TASK STATEMENT >>
Reproduce the records below in their entirety, character for character.

• • •

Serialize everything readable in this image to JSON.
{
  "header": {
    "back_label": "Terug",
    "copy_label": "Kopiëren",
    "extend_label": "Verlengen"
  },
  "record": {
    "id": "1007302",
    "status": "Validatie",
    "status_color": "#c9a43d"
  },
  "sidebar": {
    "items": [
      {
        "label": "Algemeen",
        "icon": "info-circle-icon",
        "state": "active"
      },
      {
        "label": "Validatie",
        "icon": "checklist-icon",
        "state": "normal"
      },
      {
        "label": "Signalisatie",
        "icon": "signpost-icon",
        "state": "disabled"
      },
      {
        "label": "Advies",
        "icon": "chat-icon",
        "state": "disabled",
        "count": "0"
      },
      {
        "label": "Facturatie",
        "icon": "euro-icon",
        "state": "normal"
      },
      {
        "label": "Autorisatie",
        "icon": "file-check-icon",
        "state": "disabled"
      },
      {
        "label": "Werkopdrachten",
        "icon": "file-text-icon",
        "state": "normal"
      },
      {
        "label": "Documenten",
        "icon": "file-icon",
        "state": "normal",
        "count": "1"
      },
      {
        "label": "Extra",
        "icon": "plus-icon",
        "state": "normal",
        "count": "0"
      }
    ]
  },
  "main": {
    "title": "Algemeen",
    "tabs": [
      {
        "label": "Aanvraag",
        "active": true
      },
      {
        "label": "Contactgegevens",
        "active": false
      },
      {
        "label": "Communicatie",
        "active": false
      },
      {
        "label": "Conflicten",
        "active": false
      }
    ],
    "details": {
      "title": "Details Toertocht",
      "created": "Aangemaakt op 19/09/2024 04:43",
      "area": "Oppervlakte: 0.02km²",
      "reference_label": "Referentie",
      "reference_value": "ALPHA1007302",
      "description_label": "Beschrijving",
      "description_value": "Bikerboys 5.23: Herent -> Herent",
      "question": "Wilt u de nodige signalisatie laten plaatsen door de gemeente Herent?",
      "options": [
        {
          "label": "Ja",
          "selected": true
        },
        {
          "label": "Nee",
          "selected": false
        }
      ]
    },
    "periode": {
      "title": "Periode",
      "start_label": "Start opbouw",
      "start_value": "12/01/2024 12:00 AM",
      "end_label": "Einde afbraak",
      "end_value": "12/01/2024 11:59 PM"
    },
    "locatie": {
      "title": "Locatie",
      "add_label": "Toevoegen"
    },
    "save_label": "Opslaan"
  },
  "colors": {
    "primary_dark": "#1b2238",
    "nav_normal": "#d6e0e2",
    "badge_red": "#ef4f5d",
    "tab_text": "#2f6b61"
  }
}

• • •

YOUR SOLUTION >>
Serialize everything readable in this image to JSON.
{
  "header": {
    "back_label": "Terug",
    "copy_label": "Kopiëren",
    "extend_label": "Verlengen"
  },
  "record": {
    "id": "1007302",
    "status": "Validatie",
    "status_color": "#c9a43d"
  },
  "sidebar": {
    "items": [
      {
        "label": "Algemeen",
        "icon": "info-circle-icon",
        "state": "active"
      },
      {
        "label": "Validatie",
        "icon": "checklist-icon",
        "state": "normal"
      },
      {
        "label": "Signalisatie",
        "icon": "signpost-icon",
        "state": "disabled"
      },
      {
        "label": "Advies",
        "icon": "chat-icon",
        "state": "disabled",
        "count": "0"
      },
      {
        "label": "Facturatie",
        "icon": "euro-icon",
        "state": "normal"
      },
      {
        "label": "Autorisatie",
        "icon": "file-check-icon",
        "state": "disabled"
      },
      {
        "label": "Werkopdrachten",
        "icon": "file-text-icon",
        "state": "normal"
      },
      {
        "label": "Documenten",
        "icon": "file-icon",
        "state": "normal",
        "count": "1"
      },
      {
        "label": "Extra",
        "icon": "plus-icon",
        "state": "normal",
        "count": "0"
      }
    ]
  },
  "main": {
    "title": "Algemeen",
    "tabs": [
      {
        "label": "Aanvraag",
        "active": true
      },
      {
        "label": "Contactgegevens",
        "active": false
      },
      {
        "label": "Communicatie",
        "active": false
      },
      {
        "label": "Conflicten",
        "active": false
      }
    ],
    "details": {
      "title": "Details Toertocht",
      "created": "Aangemaakt op 19/09/2024 04:43",
      "area": "Oppervlakte: 0.02km²",
      "reference_label": "Referentie",
      "reference_value": "ALPHA1007302",
      "description_label": "Beschrijving",
      "description_value": "Bikerboys 5.23: Herent -> Herent",
      "question": "Wilt u de nodige signalisatie laten plaatsen door de gemeente Herent?",
      "options": [
        {
          "label": "Ja",
          "selected": true
        },
        {
          "label": "Nee",
          "selected": false
        }
      ]
    },
    "periode": {
      "title": "Periode",
      "start_label": "Start opbouw",
      "start_value": "12/01/2024 12:00 AM",
      "end_label": "Einde afbraak",
      "end_value": "12/01/2024 11:59 PM"
    },
    "locatie": {
      "title": "Locatie",
      "add_label": "Toevoegen"
    },
    "save_label": "Opslaan"
  },
  "colors": {
    "primary_dark": "#1b2238",
    "nav_normal": "#d6e0e2",
    "badge_red": "#ef4f5d",
    "tab_text": "#2f6b61"
  }
}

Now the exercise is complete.